A refreshing history of the folks who brought the world the Cuba libre, and who agitate for a Cuba libre even today. The Bacardi rum dynasty is now headquartered in Puerto Rico, but its origins are Cuban-and, writes NPR correspondent Gjelten (Sarajevo Daily: A City and Its Newspaper Under Siege, 1995), Cuban of a particular kind, nationalistic and proud. The 19th-century residents of Santiago were mostly Catalan businesspeople and artisans who, contrary to countless stereotypes, were renowned for their work ethic and thriftiness. The Bacardi empire grew from a small shop, spearheaded by a light, dry, tasty rum that "became the drink of choice . . . just as Cuba was becoming a nation." Thereafter it was tied up, in a complicated way, with Cuban self-identity, celebrated by Hemingway and by countless Cuban intellectuals, diplomats and even dissidents. Indeed, writes Gjelten, the far-flung Bacardi family was also well known for standing in opposition to the various tinhorn tyrants who followed independence, notably Fulgencio Batista. In a nicely ironic moment, Gjelten observes that Batista, a former army sergeant, came to power thanks to American fears of a Communist Cuba in the 1930s. The Bacardis were progressive and seemingly incorruptible, which put them at odds with that reactionary, thoroughly corrupt regime. They also ran afoul, however, of Fidel Castro, whom most of the Bacardis supported to some degree or another, but who moved to nationalize the rum industry. In the bargain, Fidel made of the Bacardis a powerful foe-though, like most Cubans in exile, its members "repeatedly misjudged conditions in Cuba and made erroneous predictions," particularly on the matter of when Castrowould leave office and his revolution would collapse. A solid, journalistic treatment of commercial and political history, of a piece with Tom Miller's Trading with the Enemy (1992), Ann Louise Bardach's Cuba Confidential (2002) and other studies of the island. Agent: Gail Ross/Gail Ross Literary Agency

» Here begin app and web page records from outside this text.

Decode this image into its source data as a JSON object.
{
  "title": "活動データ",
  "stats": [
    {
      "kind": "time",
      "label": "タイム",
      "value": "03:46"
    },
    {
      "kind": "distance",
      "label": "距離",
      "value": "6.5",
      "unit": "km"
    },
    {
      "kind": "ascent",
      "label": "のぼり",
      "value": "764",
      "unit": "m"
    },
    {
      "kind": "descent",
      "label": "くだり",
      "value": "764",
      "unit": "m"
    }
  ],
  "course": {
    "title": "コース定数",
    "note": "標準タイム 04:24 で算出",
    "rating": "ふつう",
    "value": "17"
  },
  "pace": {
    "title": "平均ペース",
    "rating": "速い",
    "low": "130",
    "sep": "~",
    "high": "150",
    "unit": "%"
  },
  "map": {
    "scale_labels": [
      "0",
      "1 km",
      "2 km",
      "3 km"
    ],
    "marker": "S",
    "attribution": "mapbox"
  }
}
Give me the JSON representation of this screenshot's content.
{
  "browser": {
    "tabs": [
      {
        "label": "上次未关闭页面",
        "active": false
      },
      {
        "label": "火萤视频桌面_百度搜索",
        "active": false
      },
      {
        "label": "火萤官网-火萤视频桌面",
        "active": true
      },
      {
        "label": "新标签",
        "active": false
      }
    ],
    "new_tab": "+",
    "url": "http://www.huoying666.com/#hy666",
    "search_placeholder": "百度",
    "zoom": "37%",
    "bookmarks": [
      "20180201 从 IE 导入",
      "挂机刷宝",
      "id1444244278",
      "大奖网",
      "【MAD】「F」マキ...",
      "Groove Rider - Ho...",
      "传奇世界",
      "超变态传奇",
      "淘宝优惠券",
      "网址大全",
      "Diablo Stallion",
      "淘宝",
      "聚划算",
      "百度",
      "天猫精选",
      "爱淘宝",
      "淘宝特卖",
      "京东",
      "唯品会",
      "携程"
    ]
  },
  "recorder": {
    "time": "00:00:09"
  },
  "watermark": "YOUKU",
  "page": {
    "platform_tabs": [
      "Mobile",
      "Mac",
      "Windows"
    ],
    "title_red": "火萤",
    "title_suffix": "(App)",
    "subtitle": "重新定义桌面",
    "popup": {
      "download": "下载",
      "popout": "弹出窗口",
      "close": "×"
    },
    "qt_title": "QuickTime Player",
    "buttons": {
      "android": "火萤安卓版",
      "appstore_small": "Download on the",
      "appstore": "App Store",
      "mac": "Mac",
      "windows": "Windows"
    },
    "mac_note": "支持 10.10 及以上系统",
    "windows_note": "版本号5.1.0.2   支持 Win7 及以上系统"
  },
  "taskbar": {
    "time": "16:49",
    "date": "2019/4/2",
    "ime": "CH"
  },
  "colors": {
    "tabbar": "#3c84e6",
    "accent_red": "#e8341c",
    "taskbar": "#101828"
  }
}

"The Bacardi liquor story is every bit as engaging as Cuba's tumultuous political history, and both narrative strands are inexorably intertwined."
-The Washington Post
"A gripping saga that tells us just as much about human nature and the struggle between power and freedom as it does about Bacardi's transformation from a fledgling business into the world's top family-owned distiller."
-The Wall Street Journal
"It's hard to imagine that any [Cuban history] is as enjoyable . . . as smooth and refreshing as a well-made daiquiri."
-Barry Gewen, The New York Times